Also along the walls, defined by a bevelled edge, there are curious decorative motifs, among which we highlight a lizard, on the observer’s right side. Otherwise, intertwined vegetal and phytomorphic relief motifs prevail, both in the remaining voussoirs of the archivolt and in the imposts and walls.
The portal has a single archivolt dominated by its surrounding arch; in the keystone we see an inscription, quite faded now, but that may be translated as IHS, an allusion to Christ as the Savior of Men.
In terms of the nave’s side elevations, we should highlight the reuse of a frieze decorated with palmettes from Braga (north side, next to the bell tower, halfway up the nave) and of several fragments of a cornice showing zigzag relief motifs.

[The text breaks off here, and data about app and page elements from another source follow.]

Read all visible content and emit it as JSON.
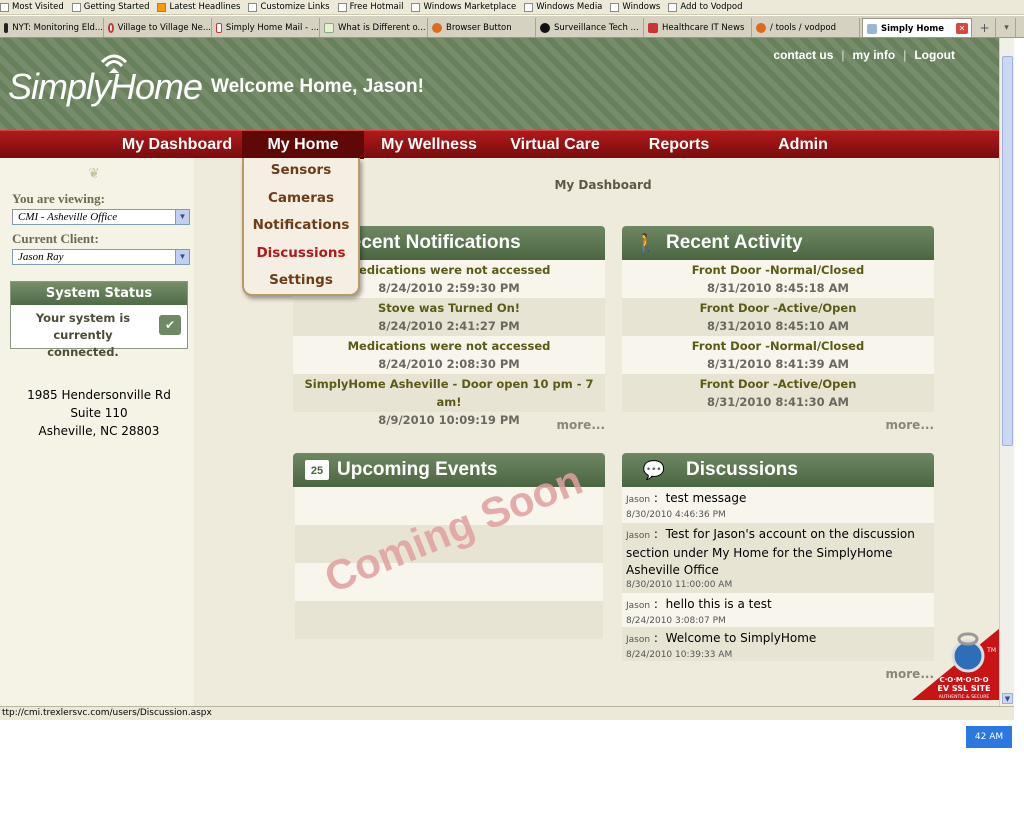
{
  "bookmarks": [
    {
      "label": "Most Visited"
    },
    {
      "label": "Getting Started"
    },
    {
      "label": "Latest Headlines"
    },
    {
      "label": "Customize Links"
    },
    {
      "label": "Free Hotmail"
    },
    {
      "label": "Windows Marketplace"
    },
    {
      "label": "Windows Media"
    },
    {
      "label": "Windows"
    },
    {
      "label": "Add to Vodpod"
    }
  ],
  "tabs": [
    {
      "label": "NYT: Monitoring Eld..."
    },
    {
      "label": "Village to Village Ne..."
    },
    {
      "label": "Simply Home Mail - ..."
    },
    {
      "label": "What is Different o..."
    },
    {
      "label": "Browser Button"
    },
    {
      "label": "Surveillance Tech ..."
    },
    {
      "label": "Healthcare IT News"
    },
    {
      "label": "/ tools / vodpod"
    },
    {
      "label": "Simply Home"
    }
  ],
  "header": {
    "logo": "SimplyHome",
    "welcome": "Welcome Home, Jason!",
    "links": {
      "contact": "contact us",
      "myinfo": "my info",
      "logout": "Logout",
      "sep": "|"
    }
  },
  "nav": {
    "dashboard": "My Dashboard",
    "home": "My Home",
    "wellness": "My Wellness",
    "virtual": "Virtual Care",
    "reports": "Reports",
    "admin": "Admin"
  },
  "dropdown": {
    "sensors": "Sensors",
    "cameras": "Cameras",
    "notifications": "Notifications",
    "discussions": "Discussions",
    "settings": "Settings"
  },
  "left": {
    "viewing_label": "You are viewing:",
    "viewing_value": "CMI - Asheville Office",
    "client_label": "Current Client:",
    "client_value": "Jason Ray",
    "status_title": "System Status",
    "status_text": "Your system is currently connected.",
    "address": [
      "1985 Hendersonville Rd",
      "Suite 110",
      "Asheville, NC 28803"
    ]
  },
  "main": {
    "title": "My Dashboard",
    "notifications": {
      "title": "Recent Notifications",
      "items": [
        {
          "text": "Medications were not accessed",
          "date": "8/24/2010 2:59:30 PM"
        },
        {
          "text": "Stove was Turned On!",
          "date": "8/24/2010 2:41:27 PM"
        },
        {
          "text": "Medications were not accessed",
          "date": "8/24/2010 2:08:30 PM"
        },
        {
          "text": "SimplyHome Asheville - Door open 10 pm - 7 am!",
          "date": "8/9/2010 10:09:19 PM"
        }
      ],
      "more": "more..."
    },
    "activity": {
      "title": "Recent Activity",
      "items": [
        {
          "text": "Front Door -Normal/Closed",
          "date": "8/31/2010 8:45:18 AM"
        },
        {
          "text": "Front Door -Active/Open",
          "date": "8/31/2010 8:45:10 AM"
        },
        {
          "text": "Front Door -Normal/Closed",
          "date": "8/31/2010 8:41:39 AM"
        },
        {
          "text": "Front Door -Active/Open",
          "date": "8/31/2010 8:41:30 AM"
        }
      ],
      "more": "more..."
    },
    "events": {
      "title": "Upcoming Events",
      "icon_day": "25",
      "overlay": "Coming Soon"
    },
    "discussions": {
      "title": "Discussions",
      "items": [
        {
          "author": "Jason",
          "text": "test message",
          "date": "8/30/2010 4:46:36 PM"
        },
        {
          "author": "Jason",
          "text": "Test for Jason's account on the discussion section under My Home for the SimplyHome Asheville Office",
          "date": "8/30/2010 11:00:00 AM"
        },
        {
          "author": "Jason",
          "text": "hello this is a test",
          "date": "8/24/2010 3:08:07 PM"
        },
        {
          "author": "Jason",
          "text": "Welcome to SimplyHome",
          "date": "8/24/2010 10:39:33 AM"
        }
      ],
      "more": "more..."
    }
  },
  "comodo": {
    "line1": "C·O·M·O·D·O",
    "line2": "EV SSL SITE",
    "line3": "AUTHENTIC & SECURE",
    "tm": "TM"
  },
  "statusbar": {
    "url": "ttp://cmi.trexlersvc.com/users/Discussion.aspx"
  },
  "taskbar": {
    "clock": "42 AM"
  },
  "colors": {
    "nav_red": "#9c1414",
    "header_green": "#6d8561",
    "panel_green": "#5a7550"
  }
}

The corbel series located along the nave is quite rich in terms of carved imagery. Human figures and several animal muzzles remind us that, particularly during the Romanesque period, corbels were seen as a crucial element in architectural composition.
Inside, another character stands out, almost showing a “horror vacui”. Given the regularity of wall faces in Romanesque buildings, these became important receivers of the new post-Tridentine aesthetics, of which Saint Christopher of Nogueira is a fine Portuguese specimen.
The nave’s ceiling shows rich Baroque coffered wood and painting works, where 57 panels created an authentic book of sermons: male and female saints of the counter-reformation, holy bishops, apostles, martyrs and other well-known intercessors from popular prayer books.
Despite receiving a polychrome palette in a later period, which even involved some marbled works, the woodwork in this Church represents the two periods that marked its design during the 18th century.
On the collateral altarpieces we find the national style and in the main altarpiece, from which an imposing Eucharistic throne stands out, we find the Joanine Baroque style. In Nogueira, the use of this typically Portuguese artistic style included the triumphal arch, created the pulpit’s parapet, decorated the two altarpieces embedded into the nave’s walls, facing one another, and designed an extravagant high choir.
Regular guided visits